---------- Data in this exercise ----------

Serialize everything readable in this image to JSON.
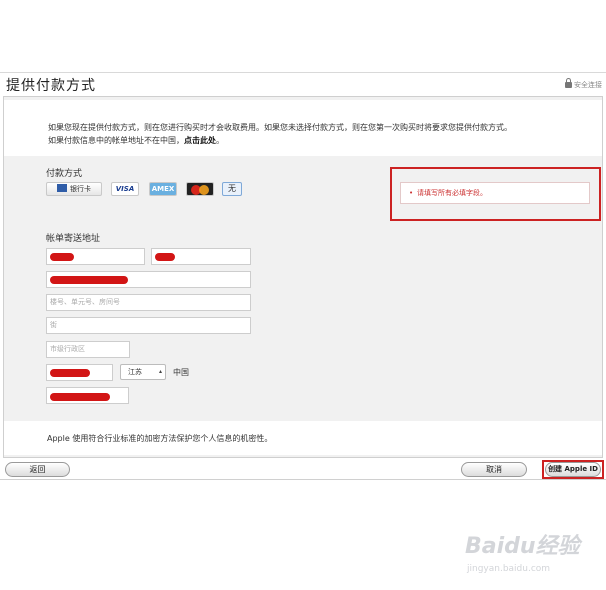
{
  "page": {
    "title": "提供付款方式",
    "secure_label": "安全连接"
  },
  "notice": {
    "line1": "如果您现在提供付款方式，则在您进行购买时才会收取费用。如果您未选择付款方式，则在您第一次购买时将要求您提供付款方式。",
    "line2_prefix": "如果付款信息中的帐单地址不在中国，",
    "line2_link": "点击此处",
    "line2_suffix": "。"
  },
  "payment": {
    "label": "付款方式",
    "options": [
      {
        "name": "bank-card",
        "label": "银行卡"
      },
      {
        "name": "visa",
        "label": "VISA"
      },
      {
        "name": "amex",
        "label": "AMEX"
      },
      {
        "name": "mastercard",
        "label": ""
      },
      {
        "name": "none",
        "label": "无",
        "selected": true
      }
    ]
  },
  "error": {
    "message": "请填写所有必填字段。",
    "color": "#cc2222"
  },
  "billing": {
    "label": "帐单寄送地址",
    "address_line2_placeholder": "楼号、单元号、房间号",
    "district_placeholder": "街",
    "city_placeholder": "市级行政区",
    "province": "江苏",
    "country": "中国"
  },
  "footer": {
    "privacy_text": "Apple 使用符合行业标准的加密方法保护您个人信息的机密性。",
    "back_label": "返回",
    "cancel_label": "取消",
    "create_label": "创建 Apple ID"
  },
  "watermark": {
    "logo": "Baidu经验",
    "url": "jingyan.baidu.com"
  }
}
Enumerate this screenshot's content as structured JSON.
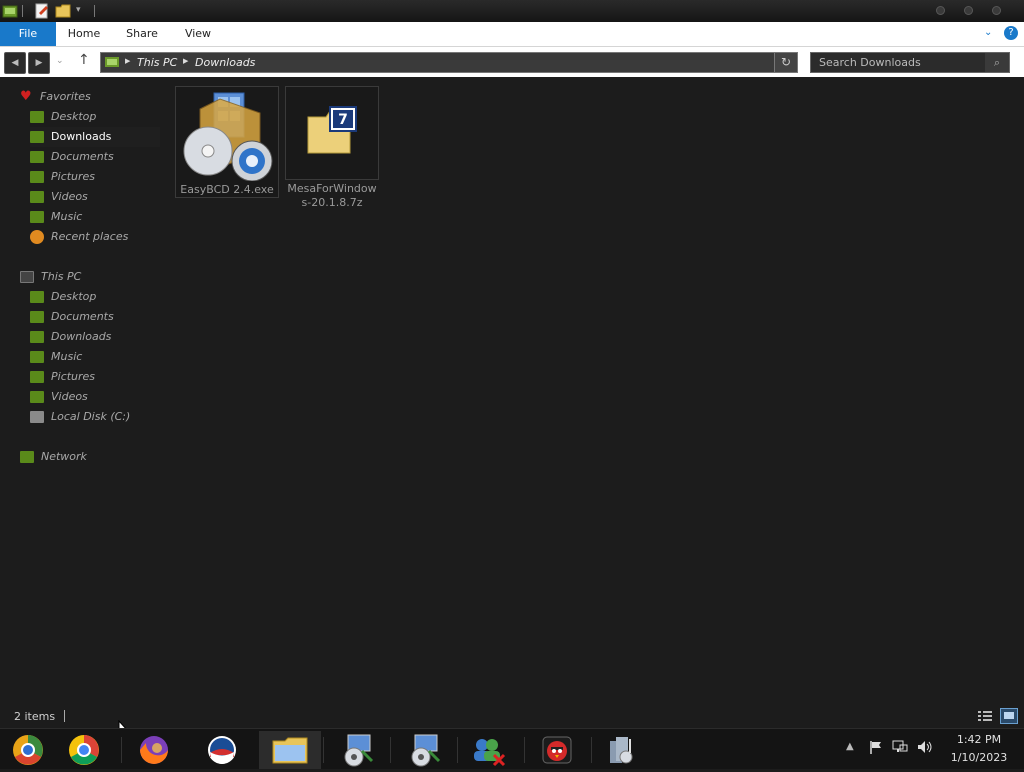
{
  "ribbon": {
    "tabs": [
      "File",
      "Home",
      "Share",
      "View"
    ]
  },
  "address": {
    "crumbs": [
      "This PC",
      "Downloads"
    ]
  },
  "search": {
    "placeholder": "Search Downloads"
  },
  "nav": {
    "favorites": {
      "label": "Favorites",
      "items": [
        "Desktop",
        "Downloads",
        "Documents",
        "Pictures",
        "Videos",
        "Music",
        "Recent places"
      ]
    },
    "thispc": {
      "label": "This PC",
      "items": [
        "Desktop",
        "Documents",
        "Downloads",
        "Music",
        "Pictures",
        "Videos",
        "Local Disk (C:)"
      ]
    },
    "network": {
      "label": "Network"
    }
  },
  "files": [
    {
      "line1": "EasyBCD 2.4.exe",
      "line2": ""
    },
    {
      "line1": "MesaForWindow",
      "line2": "s-20.1.8.7z"
    }
  ],
  "status": {
    "count": "2 items"
  },
  "clock": {
    "time": "1:42 PM",
    "date": "1/10/2023"
  },
  "taskbar": {
    "apps": [
      "chrome-canary",
      "chrome",
      "firefox",
      "obama-logo",
      "file-explorer",
      "installer-1",
      "installer-2",
      "users-cross",
      "angry-birds",
      "media-tool"
    ]
  },
  "colors": {
    "accent": "#1979ca",
    "background": "#1c1c1c",
    "folder": "#e8c55a",
    "navicon": "#5a8a1a"
  }
}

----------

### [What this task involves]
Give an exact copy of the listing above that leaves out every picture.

### [Result of the task]
Serialize everything readable in this image to JSON.
{
  "page": {
    "title": "提供付款方式",
    "secure_label": "安全连接"
  },
  "notice": {
    "line1": "如果您现在提供付款方式，则在您进行购买时才会收取费用。如果您未选择付款方式，则在您第一次购买时将要求您提供付款方式。",
    "line2_prefix": "如果付款信息中的帐单地址不在中国，",
    "line2_link": "点击此处",
    "line2_suffix": "。"
  },
  "payment": {
    "label": "付款方式",
    "options": [
      {
        "name": "bank-card",
        "label": "银行卡"
      },
      {
        "name": "visa",
        "label": "VISA"
      },
      {
        "name": "amex",
        "label": "AMEX"
      },
      {
        "name": "mastercard",
        "label": ""
      },
      {
        "name": "none",
        "label": "无",
        "selected": true
      }
    ]
  },
  "error": {
    "message": "请填写所有必填字段。",
    "color": "#cc2222"
  },
  "billing": {
    "label": "帐单寄送地址",
    "address_line2_placeholder": "楼号、单元号、房间号",
    "district_placeholder": "街",
    "city_placeholder": "市级行政区",
    "province": "江苏",
    "country": "中国"
  },
  "footer": {
    "privacy_text": "Apple 使用符合行业标准的加密方法保护您个人信息的机密性。",
    "back_label": "返回",
    "cancel_label": "取消",
    "create_label": "创建 Apple ID"
  },
  "watermark": {
    "logo": "Baidu经验",
    "url": "jingyan.baidu.com"
  }
}
Enumerate this screenshot's content as structured JSON.
{
  "ribbon": {
    "tabs": [
      "File",
      "Home",
      "Share",
      "View"
    ]
  },
  "address": {
    "crumbs": [
      "This PC",
      "Downloads"
    ]
  },
  "search": {
    "placeholder": "Search Downloads"
  },
  "nav": {
    "favorites": {
      "label": "Favorites",
      "items": [
        "Desktop",
        "Downloads",
        "Documents",
        "Pictures",
        "Videos",
        "Music",
        "Recent places"
      ]
    },
    "thispc": {
      "label": "This PC",
      "items": [
        "Desktop",
        "Documents",
        "Downloads",
        "Music",
        "Pictures",
        "Videos",
        "Local Disk (C:)"
      ]
    },
    "network": {
      "label": "Network"
    }
  },
  "files": [
    {
      "line1": "EasyBCD 2.4.exe",
      "line2": ""
    },
    {
      "line1": "MesaForWindow",
      "line2": "s-20.1.8.7z"
    }
  ],
  "status": {
    "count": "2 items"
  },
  "clock": {
    "time": "1:42 PM",
    "date": "1/10/2023"
  },
  "taskbar": {
    "apps": [
      "chrome-canary",
      "chrome",
      "firefox",
      "obama-logo",
      "file-explorer",
      "installer-1",
      "installer-2",
      "users-cross",
      "angry-birds",
      "media-tool"
    ]
  },
  "colors": {
    "accent": "#1979ca",
    "background": "#1c1c1c",
    "folder": "#e8c55a",
    "navicon": "#5a8a1a"
  }
}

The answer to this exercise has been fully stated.